Moving on,you question the political Left’s ability to mobilise history, since “when it comes to treating the past as a weapon, the Conservative Party are, and always have been, the experts.” Why do you think this is? And how might we engage with history more effectively?
There is a very good line in Patrick Wright’s Living in an Old Country that I find quite useful. He talks about former British politician Tony Benn and his attempt to use history in the 1980s to evoke a narrative, which goes The Levellers, The Diggers, The Chartists, The General Strike, 1945, The Miner’s Strike. This is the mainstream Left’s historiography, right? If you go down to the Tolpuddle Martyrs’ Festival that is what you get. Wright’s problem with this history is that can’t really mobilise a memory of Socialism because Socialism hasn’t really happened. In order to have a successful movement, it has to be looking towards the future. It has to suggest that in the future we will have something different, it’s the possibility of constructing this or that – the possibilities of the future. But this doesn’t exist yet.
Now where this gets complicated, and I agree with this up to a point, is in systems of social democracy. And the fact that social democracy is a system that has been actively dismantled over the last 30 years, and the last five years with particular speed. That is obviously a memory – the remnants of it are all around us. My first couple of books were focused on this idea: if you went down Alexandra Road or, frankly, if you receive treatment in an NHS hospital, you are experiencing a small fragment of a different idea of running society. And I think this is where it gets interesting.

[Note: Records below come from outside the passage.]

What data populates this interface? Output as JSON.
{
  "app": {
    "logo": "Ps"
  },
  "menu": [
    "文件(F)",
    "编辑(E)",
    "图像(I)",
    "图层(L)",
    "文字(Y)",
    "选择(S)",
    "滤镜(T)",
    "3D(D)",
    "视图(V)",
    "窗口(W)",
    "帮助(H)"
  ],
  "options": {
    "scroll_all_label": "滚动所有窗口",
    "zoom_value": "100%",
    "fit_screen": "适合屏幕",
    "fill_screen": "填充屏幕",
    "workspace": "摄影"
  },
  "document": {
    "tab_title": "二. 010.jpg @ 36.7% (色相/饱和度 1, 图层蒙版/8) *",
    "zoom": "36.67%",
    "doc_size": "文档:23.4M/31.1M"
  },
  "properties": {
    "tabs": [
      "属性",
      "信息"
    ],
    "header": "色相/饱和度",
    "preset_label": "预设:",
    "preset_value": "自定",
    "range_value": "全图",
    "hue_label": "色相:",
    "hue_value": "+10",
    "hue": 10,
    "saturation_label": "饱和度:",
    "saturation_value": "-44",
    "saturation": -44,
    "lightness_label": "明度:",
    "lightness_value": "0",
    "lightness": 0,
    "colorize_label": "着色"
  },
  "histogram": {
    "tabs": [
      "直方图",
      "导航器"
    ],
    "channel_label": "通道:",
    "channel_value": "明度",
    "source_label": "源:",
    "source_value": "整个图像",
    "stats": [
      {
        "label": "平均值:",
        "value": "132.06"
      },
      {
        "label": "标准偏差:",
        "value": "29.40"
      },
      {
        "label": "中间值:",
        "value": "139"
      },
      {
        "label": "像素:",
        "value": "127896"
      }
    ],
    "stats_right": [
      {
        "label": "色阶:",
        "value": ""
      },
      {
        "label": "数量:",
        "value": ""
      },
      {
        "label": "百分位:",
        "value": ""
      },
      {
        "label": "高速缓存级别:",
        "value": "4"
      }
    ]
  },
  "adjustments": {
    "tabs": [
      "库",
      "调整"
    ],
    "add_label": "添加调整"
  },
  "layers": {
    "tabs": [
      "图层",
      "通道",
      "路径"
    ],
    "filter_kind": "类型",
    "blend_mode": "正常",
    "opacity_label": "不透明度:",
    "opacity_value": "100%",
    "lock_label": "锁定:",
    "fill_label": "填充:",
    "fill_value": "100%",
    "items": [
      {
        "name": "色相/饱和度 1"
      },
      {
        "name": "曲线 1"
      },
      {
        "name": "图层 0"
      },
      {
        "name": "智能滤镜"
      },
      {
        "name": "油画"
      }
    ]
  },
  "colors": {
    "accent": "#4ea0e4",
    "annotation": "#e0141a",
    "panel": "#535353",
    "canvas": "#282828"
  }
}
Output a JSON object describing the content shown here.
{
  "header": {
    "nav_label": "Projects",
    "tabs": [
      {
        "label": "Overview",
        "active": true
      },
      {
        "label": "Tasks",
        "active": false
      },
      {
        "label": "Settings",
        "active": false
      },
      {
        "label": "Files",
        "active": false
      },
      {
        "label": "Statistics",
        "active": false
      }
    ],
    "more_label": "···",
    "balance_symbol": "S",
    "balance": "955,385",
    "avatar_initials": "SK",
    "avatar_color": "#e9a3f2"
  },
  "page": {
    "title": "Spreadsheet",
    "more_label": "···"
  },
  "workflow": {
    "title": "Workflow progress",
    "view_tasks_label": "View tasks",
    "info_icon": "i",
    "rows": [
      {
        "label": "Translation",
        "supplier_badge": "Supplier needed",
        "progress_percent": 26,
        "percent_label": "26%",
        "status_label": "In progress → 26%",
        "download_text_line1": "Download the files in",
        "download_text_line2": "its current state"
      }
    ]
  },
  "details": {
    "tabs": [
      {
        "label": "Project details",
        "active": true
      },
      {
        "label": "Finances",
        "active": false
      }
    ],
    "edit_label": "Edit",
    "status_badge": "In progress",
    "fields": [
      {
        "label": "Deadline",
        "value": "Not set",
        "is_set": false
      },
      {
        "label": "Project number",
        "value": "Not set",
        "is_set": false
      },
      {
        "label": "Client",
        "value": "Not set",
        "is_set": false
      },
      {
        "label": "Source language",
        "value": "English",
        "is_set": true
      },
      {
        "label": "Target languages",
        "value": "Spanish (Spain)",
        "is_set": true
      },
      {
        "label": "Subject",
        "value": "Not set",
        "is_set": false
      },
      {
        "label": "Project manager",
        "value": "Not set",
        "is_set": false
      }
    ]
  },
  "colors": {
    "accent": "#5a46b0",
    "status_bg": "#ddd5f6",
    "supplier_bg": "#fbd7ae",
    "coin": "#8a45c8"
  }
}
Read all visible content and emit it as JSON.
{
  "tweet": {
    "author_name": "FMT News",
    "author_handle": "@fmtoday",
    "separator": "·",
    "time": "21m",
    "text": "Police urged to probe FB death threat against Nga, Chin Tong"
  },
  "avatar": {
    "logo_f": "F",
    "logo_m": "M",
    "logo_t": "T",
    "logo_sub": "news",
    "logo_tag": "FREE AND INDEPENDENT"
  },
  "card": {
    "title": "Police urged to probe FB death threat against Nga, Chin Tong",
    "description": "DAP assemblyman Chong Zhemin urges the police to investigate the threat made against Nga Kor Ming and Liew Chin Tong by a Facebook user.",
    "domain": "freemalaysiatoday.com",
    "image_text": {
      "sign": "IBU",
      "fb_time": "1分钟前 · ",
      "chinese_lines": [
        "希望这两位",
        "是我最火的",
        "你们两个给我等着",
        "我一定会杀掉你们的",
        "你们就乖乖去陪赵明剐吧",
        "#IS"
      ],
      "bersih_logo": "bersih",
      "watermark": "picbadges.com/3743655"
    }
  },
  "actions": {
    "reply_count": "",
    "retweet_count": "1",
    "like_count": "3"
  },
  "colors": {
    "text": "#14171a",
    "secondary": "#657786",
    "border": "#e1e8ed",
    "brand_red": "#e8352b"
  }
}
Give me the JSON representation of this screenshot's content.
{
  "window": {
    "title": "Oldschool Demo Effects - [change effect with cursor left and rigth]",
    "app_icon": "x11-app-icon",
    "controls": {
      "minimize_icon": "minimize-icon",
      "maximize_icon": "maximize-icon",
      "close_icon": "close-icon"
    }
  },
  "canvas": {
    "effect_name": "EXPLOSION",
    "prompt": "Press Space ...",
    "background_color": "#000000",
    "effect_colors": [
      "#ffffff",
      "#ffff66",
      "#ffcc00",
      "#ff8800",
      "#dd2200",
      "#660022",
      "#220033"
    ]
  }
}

But it is very difficult, it would seem, more so than I thought it was, to make that point. There are around six books that have either just come out or will in the next couple of months about Brutalism or Modernist housing. Almost all of them are coffee-table picture books with no real content, no history, no consideration about who actually lives there and the battles going on. No mention of the fact that the prime minister has singled out Brutalist architecture as a problem. It’s just more of a ‘let’s stare at pictures of Brutalist buildings,’ remarking how beautiful and wonderful they are. At a time like this, this should be considered negligence if publishers are dealing with this subject in such a depoliticised way. You have to talk about the politics or you’re not doing your job.
This is the problem. If you appeal to a memory, which is what I try to do, it doesn’t always account for the fact that memory and history are not the same thing, and people’s relationship to history is not always particularly thought-out, not always sophisticated. People like to pick and choose. And I guess the reason why the bulk of the middle of the book, which people either really dislike or really like, was trying to figure out what was this when it actually happened. What was austerity? What was its relationship to empire? What was its base of support? What did it make possible? I think these are really interesting questions but at the moment we have a lot of, ‘Fuck Yeah Welfare State Architecture’ stuff out there. And there’s not a lot I can do about that, apart from make myself absolutely clear.